A vast iron sculpture by Israeli sculptress Dina Merhav was one of 46 pieces — chosen from a field of 2,327 works by 538 artists from 63 countries — to be installed in a dramatic desert setting as part of the recent International Desert Sculpture Symposium & Land Art Festival in Minqin County, northwest China.
Merhav, 83, is a resident of the Ein Hod artist colony in Israel’s Carmel region. Her iron sculptures are displayed in several countries including at Olympic Park in Beijing and other Chinese locations.
Although initially she hesitated to make the long trip to North China, she found the festival to be “a fantastic, exciting and enriching experience. Of course, the most dramatic moment was the sight of my sculpture, ‘Walking 2019,’ rising from the sand.”
The painted iron work stands 720 centimeters (23.6 feet) high and depicts four red figures “walking towards a better world, a world filled with love rather than aggression.”
At the opening ceremony in July, some 40,000 people came to the Suwu Desert to see and photograph the artworks, 23 of them by Chinese sculptors and 23 by foreign sculptors.
“It was remarkable to see how the Chinese people are so interested in culture and especially in sculpture — a phenomenon that was apparent also the next day when, despite of some very strong desert winds, many people were visiting the sculpture park and taking photos,” says Merhav.
She gave a short speech about the influence of outdoor sculpture on the surroundings, drawing on her experience of building several sculpture parks.
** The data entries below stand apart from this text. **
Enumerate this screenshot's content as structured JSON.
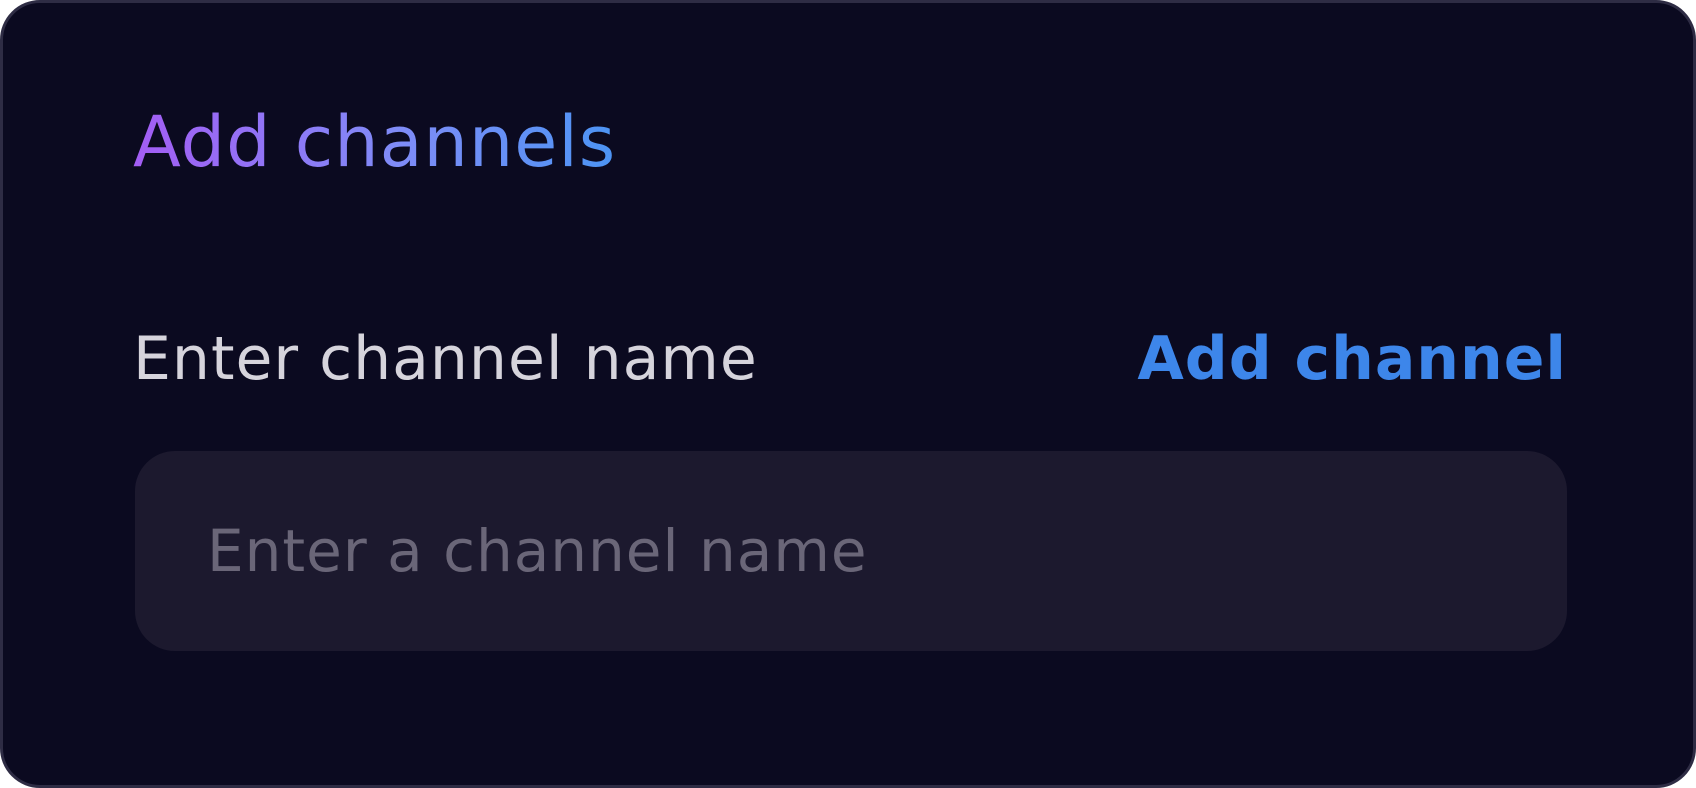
{
  "dialog": {
    "title": "Add channels",
    "field_label": "Enter channel name",
    "add_button_label": "Add channel",
    "input": {
      "value": "",
      "placeholder": "Enter a channel name"
    }
  },
  "colors": {
    "background": "#0b0a20",
    "border": "#2e2c44",
    "title_gradient_start": "#a35df4",
    "title_gradient_end": "#4c94f4",
    "accent": "#3d86ea",
    "label_text": "#d6d4dc",
    "input_background": "#1c192e",
    "placeholder_text": "#6a6678"
  }
}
One that she created for an industrial park near Haifa was found to improve workers’ attitude and efficiency.
“Another example was the sculpture park I created in memory of my family, the Gross family, that has become a major tourist attraction in my birth-town Vinkovci in Croatia.”